Business has passed the Covid-19 competence test but bigger challenges lie ahead
Article by Edelman
Article by Edelman
In that context, 2020 was a good year for business. As governments have floundered and flip-flopped over lockdowns and bailouts, business has been seen to be taking problems head on.
The pharmaceutical industry has discovered not just one vaccine but several; more than one third of the British population has had at least one dose already.
Pubs and restaurants have battled through cataclysmic conditions, scrambling to allow the nation to Eat Out to Help Out in a safe environment – and then mothballing operations again shortly afterwards. Online ordering has been set up and rolled out to create a whole new category of dining, in the shape of the “restaurant kit”.
Financial services firms moved to 100% remote working in a relative heartbeat, with the Covid pandemic defying all but the gloomiest of disaster scenario plans. Even the banks have looked like good guys, for now, getting bounceback loans and other aid packages pushed out to the businesses at a healthy clip.
Business has proven its competence. As a result, in spite of all the efforts of government, the general public is placing greater confidence in the business community as we emerge from the pandemic lockdowns.
The 2021 Edelman Trust Barometer showed that by February, 51% of Britons trusted business. Just 44% of our survey group trusted the UK government, by contrast.
There is something of a chicken and egg scenario here. After all, great swathes of the UK economy would no longer exist were it not for the furlough schemes, commercial rent holidays and other schemes that have kept things ticking over at huge expense to the public purse. And all this could yet change, not least because a great many corporate casualties are likely to be suffered as stimulus unwinds.
Nonetheless, in this uncertain world, the public thinks that it is business that will get us all out of the hole, rather than governments or NGOs. In particular, people are looking to the businesses closest to them as a pillar of support.
Across the globe, the most trusted institution, consistently, is “my employer” – 76% of our survey base globally (some 33,000 people) say they trust their employer, even though their trust for business as a whole is lower. And “my employer” is also expected to be a news source. Concerns about fake news and bias in the media are now so prevalent, globally, that “my employer” is also more trusted as a source of information than government spokespeople.
This creates a weight of expectation, however.
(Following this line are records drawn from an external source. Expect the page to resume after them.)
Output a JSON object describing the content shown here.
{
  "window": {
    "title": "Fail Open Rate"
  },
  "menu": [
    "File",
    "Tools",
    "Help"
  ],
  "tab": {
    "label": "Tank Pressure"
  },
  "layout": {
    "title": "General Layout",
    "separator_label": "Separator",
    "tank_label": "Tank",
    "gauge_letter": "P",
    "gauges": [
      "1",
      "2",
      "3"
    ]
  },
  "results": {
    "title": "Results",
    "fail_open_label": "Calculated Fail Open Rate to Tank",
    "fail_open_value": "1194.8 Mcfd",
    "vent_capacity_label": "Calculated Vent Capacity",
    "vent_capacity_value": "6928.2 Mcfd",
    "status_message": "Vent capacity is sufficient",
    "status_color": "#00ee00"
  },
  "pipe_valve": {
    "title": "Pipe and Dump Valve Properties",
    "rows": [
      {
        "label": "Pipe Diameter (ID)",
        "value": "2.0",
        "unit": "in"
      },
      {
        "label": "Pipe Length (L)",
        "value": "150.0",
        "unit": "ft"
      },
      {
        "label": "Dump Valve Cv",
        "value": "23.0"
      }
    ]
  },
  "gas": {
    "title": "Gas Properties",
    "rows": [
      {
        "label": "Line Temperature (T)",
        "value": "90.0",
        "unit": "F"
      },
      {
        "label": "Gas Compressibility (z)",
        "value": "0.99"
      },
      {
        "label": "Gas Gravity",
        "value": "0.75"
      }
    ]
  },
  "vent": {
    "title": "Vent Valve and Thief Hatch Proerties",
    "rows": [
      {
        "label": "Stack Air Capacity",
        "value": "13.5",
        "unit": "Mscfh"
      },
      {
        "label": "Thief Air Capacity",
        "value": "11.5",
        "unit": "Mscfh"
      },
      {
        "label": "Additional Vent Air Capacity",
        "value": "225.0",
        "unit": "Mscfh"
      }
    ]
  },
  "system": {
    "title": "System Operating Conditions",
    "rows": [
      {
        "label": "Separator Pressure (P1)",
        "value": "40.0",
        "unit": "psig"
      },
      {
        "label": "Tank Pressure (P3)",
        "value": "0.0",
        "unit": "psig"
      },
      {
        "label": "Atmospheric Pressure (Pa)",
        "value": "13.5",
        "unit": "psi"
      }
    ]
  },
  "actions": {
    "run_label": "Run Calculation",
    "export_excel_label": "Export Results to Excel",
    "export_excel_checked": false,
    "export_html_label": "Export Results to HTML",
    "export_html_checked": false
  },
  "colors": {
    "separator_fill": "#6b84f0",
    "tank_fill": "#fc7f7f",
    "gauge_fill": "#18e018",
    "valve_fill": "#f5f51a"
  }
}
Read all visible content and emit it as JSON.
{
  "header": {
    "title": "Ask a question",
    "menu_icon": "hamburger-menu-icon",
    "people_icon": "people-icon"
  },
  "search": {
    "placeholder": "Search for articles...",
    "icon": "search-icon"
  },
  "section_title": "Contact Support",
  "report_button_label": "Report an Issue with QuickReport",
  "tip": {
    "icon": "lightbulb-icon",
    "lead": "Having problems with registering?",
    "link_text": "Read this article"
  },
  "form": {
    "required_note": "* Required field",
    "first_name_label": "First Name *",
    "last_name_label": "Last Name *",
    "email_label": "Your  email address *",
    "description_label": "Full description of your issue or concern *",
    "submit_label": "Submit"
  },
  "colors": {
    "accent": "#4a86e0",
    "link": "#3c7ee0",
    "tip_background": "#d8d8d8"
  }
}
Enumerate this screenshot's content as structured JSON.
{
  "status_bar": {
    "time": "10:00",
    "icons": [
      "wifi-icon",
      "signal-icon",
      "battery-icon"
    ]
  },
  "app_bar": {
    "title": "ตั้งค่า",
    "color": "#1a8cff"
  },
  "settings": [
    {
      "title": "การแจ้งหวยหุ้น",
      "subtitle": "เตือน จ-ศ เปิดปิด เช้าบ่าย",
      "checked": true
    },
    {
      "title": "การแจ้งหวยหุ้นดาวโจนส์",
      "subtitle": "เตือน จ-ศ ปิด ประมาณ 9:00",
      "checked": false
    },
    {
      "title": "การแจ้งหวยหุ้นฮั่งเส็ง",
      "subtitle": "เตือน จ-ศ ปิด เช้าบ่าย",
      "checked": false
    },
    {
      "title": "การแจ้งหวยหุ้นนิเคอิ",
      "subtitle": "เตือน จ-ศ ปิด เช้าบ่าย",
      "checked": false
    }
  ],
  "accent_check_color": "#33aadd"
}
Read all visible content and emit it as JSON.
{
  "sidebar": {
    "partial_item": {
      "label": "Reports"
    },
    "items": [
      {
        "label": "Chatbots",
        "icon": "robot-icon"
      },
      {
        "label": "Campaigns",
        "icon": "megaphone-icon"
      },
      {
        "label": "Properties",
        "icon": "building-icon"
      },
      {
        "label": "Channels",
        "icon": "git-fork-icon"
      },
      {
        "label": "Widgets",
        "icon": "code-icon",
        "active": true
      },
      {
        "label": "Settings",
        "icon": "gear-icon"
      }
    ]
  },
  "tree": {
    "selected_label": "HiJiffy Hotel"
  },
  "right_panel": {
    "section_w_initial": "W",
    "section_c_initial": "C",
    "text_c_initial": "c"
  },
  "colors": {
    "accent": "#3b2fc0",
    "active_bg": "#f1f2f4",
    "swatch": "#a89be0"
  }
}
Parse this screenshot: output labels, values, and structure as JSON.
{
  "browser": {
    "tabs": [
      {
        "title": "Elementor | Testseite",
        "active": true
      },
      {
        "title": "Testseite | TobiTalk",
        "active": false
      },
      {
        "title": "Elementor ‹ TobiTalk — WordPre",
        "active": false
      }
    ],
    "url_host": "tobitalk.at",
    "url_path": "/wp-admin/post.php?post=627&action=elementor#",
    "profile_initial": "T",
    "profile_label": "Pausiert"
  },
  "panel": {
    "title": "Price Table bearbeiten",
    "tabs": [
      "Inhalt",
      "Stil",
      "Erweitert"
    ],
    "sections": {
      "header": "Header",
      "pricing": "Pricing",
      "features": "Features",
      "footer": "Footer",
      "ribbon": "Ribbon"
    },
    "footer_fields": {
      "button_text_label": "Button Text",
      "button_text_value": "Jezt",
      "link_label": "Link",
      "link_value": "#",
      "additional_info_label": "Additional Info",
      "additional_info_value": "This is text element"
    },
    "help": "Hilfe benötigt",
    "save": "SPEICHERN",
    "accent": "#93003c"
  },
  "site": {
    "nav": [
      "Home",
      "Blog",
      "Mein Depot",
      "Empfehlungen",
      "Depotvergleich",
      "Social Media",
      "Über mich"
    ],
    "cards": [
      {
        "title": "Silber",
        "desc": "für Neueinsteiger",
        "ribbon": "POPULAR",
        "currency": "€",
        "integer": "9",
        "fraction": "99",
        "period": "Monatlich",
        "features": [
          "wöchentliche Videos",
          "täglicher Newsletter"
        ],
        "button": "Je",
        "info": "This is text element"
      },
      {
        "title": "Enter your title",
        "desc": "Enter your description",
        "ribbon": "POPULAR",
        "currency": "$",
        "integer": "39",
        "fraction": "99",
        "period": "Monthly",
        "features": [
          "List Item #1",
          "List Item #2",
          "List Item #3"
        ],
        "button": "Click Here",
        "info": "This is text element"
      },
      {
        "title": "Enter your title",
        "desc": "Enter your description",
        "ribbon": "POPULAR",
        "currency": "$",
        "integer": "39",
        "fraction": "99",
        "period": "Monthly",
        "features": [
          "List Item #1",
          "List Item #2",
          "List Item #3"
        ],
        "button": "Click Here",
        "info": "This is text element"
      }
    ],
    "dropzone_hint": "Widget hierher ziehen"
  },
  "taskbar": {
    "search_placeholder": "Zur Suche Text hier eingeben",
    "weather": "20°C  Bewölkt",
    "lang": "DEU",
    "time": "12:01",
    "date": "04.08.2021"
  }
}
Our surveys have been saying for some years now that CEOs are expected by the public to have more of a voice on social issues, to take a principled stand on policy points. That feeling is becoming more acute as millennials age their way into meaningful positions in the workforce, and become more affluent consumers.
Influenced by the pandemic, 80% of British people now feel CEOs need to speak up on societal issues.
Some 63% feel that CEOs should be accountable to more than just the board of directors and shareholders. And 59% feel that if there is a problem in society that government has failed to fix, then CEOs should be there to step up.
All this is very difficult to navigate from a boardroom perspective. The fact that people feel they want CEOs to have a broader perspective does not quite tally with the traditional view on the demarcation lines of what a company is, what it is for and to whom it is accountable.
I often recall a conversation with one FTSE 100 CEO while debating some of these issues.
“My job is to make profits,” he said. “If I make profits and create jobs and investment then I have done my bit, and it’s up to the government to decide the appropriate level at which to tax me. They can then decide how best to spend that money. But I have done my job for society by making money. It ends there.”
This is a perfectly valid view. It’s just not one that holds with the prevailing sentiment of society, or indeed investors.
Shareholder primacy – the idea that companies exist to serve shareholders - is very much a threatened concept. If not in reality, then in the way that it has been interpreted.
There is an increasing view that shareholder primacy ended in the UK with the publication of the Companies Act 2006. Section 172 of said Act makes clear that companies have an obligation to think about long-term consequences, about employees, about supply chains, about communities, about the environment – it’s all in there. The Act even asks that companies behave with a mind to their “reputation for high standards of business conduct” and that they “act fairly as between members of the company”.
For a decade and a half much of this has been brushed off and unenforced. Yet the ESG movement is now giving teeth to these strictures. And the trend is only going one way.
At Edelman, we act for investors that control in excess of $16 trillion in assets under management. We can see how seriously they are taking this shift to demand scrutiny on Environmental, Societal and Governance issues. This is not just about a desire to “do the right thing”, it’s about access to capital.
More and more of the world’s institutional investment mandates are coming with ESG strings attached. And money talks. As the underlying owners of capital place more constraints on how that capital can be deployed, corporates are going to have to jump through ever higher hurdles.
Over time, as defined benefit pension schemes wind down and individuals have to take more control of their own savings, they will have more say in how they invest. At this point in time, it seems fair to assume that this will only accelerate flows into funds that are ESG-compliant.
In that sense, business will be judged on competence again. Take climate change as an example. Our poll found that 67% of Britons believe businesses have a responsibility to tackle climate change. Yet only 27% believe business is currently doing enough.
Businesses that want a reputation for competence will have to look to more than short-term share price moves.